  • Mindomo Subscription web-based mind mapper.
  • WiseMapping (beta) Free web-based mind mapper.

Most subscription applications have a free options with just a few maps and limited access to services. See also If you often work in dispersed teams or groups.

Most of these applications have the ability to import and export FreeMind maps, and some Mind Manager maps, so backing up locally is not hard.

The business models of companies offering free services mean that you should be cautious with your work left on their servers.

Stand-alone mind mapping software with web applications[edit]

Publishers of stand-alone mind mapping software are now responding with servers to support collaborative efforts. MindJet, publisher of MindManager, has MindJet Catalyst, Inspiration has Webspiration, Xmind has a web option and 3D Topicscape has Topicsight for web publishing.

Whiteboard web applications[edit]

Another class of web application which is not specific to mind mapping, but that can be used to make simple mind maps may be considered as well: Whiteboard apps. Here are some:

With these you can draw basic mind maps, add images and chat.

Personal presence[edit]

Despite all these technology options, meeting in a room, with a good, even inspirational, facilitator can generate an energy that is difficult, maybe impossible, to reproduce on line.


There is a good summary of information about these web-based products at – it was my main source.

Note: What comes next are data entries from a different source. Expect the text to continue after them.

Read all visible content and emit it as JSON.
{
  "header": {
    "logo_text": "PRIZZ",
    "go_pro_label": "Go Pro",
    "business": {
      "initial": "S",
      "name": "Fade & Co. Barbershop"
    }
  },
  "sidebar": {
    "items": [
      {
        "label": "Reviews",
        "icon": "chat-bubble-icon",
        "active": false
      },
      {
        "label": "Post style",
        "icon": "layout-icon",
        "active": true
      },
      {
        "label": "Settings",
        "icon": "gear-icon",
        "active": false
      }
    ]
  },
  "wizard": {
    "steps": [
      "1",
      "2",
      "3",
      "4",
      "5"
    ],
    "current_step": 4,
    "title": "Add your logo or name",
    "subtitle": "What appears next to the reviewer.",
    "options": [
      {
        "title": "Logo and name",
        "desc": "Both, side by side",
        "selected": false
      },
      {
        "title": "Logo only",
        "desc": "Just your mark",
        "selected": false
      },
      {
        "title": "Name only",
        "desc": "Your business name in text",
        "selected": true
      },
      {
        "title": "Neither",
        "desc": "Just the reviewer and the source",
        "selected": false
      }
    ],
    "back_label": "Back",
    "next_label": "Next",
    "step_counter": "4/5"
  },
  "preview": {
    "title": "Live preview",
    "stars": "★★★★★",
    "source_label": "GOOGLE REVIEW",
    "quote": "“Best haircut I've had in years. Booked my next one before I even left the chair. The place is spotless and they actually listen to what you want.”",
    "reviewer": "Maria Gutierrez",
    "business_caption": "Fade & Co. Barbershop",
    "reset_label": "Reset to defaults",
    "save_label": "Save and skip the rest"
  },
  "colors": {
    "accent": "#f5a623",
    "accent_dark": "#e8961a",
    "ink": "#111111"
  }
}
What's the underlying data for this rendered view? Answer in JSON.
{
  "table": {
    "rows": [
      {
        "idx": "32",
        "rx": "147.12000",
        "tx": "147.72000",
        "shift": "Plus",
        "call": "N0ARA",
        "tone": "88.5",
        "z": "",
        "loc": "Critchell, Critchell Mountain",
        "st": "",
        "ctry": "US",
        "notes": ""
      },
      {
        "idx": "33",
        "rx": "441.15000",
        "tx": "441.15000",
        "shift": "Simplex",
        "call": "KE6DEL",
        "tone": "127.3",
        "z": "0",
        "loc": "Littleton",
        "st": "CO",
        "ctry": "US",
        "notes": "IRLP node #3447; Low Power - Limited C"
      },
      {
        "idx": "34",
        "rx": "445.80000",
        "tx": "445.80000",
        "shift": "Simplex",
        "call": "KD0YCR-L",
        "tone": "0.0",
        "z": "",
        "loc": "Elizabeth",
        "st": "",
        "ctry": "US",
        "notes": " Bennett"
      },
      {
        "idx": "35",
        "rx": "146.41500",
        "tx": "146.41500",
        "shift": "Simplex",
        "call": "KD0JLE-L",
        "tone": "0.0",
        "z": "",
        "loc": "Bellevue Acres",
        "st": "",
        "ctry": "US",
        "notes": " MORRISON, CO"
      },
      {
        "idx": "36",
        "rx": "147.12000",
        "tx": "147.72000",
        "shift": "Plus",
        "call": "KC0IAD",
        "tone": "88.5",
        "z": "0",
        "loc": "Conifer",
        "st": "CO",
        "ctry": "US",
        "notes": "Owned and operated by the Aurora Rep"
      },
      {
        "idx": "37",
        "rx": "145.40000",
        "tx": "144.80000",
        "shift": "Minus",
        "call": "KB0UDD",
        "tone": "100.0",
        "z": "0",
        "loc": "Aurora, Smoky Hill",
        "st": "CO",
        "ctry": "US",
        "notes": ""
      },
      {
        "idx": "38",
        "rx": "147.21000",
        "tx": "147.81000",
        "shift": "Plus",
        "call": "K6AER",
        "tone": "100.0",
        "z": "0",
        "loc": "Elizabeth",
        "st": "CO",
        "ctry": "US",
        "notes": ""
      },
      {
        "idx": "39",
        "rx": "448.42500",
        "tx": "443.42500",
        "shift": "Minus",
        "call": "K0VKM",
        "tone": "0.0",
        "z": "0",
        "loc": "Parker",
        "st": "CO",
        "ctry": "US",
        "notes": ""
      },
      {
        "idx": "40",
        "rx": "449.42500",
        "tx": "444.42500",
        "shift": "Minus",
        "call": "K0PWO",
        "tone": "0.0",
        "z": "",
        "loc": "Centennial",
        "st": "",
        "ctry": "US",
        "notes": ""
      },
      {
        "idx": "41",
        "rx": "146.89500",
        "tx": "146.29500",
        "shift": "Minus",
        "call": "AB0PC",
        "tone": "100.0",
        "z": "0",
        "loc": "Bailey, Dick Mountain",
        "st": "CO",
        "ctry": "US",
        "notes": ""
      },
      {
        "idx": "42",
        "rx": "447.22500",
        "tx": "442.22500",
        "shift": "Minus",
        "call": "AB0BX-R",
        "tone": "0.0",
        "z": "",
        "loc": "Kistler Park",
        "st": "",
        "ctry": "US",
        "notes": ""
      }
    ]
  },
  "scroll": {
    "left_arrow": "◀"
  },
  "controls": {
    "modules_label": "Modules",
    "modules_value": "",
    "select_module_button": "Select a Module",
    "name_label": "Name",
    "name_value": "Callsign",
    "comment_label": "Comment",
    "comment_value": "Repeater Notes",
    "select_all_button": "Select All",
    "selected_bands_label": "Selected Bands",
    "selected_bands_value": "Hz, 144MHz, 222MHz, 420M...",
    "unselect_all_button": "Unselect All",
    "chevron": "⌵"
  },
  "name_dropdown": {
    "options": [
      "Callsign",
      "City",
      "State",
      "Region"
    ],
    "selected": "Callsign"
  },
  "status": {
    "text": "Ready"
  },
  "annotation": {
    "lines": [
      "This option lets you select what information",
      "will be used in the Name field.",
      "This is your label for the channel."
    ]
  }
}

For free information about the hundreds of
visual thinking tools available, visit the

Visual Thinking Center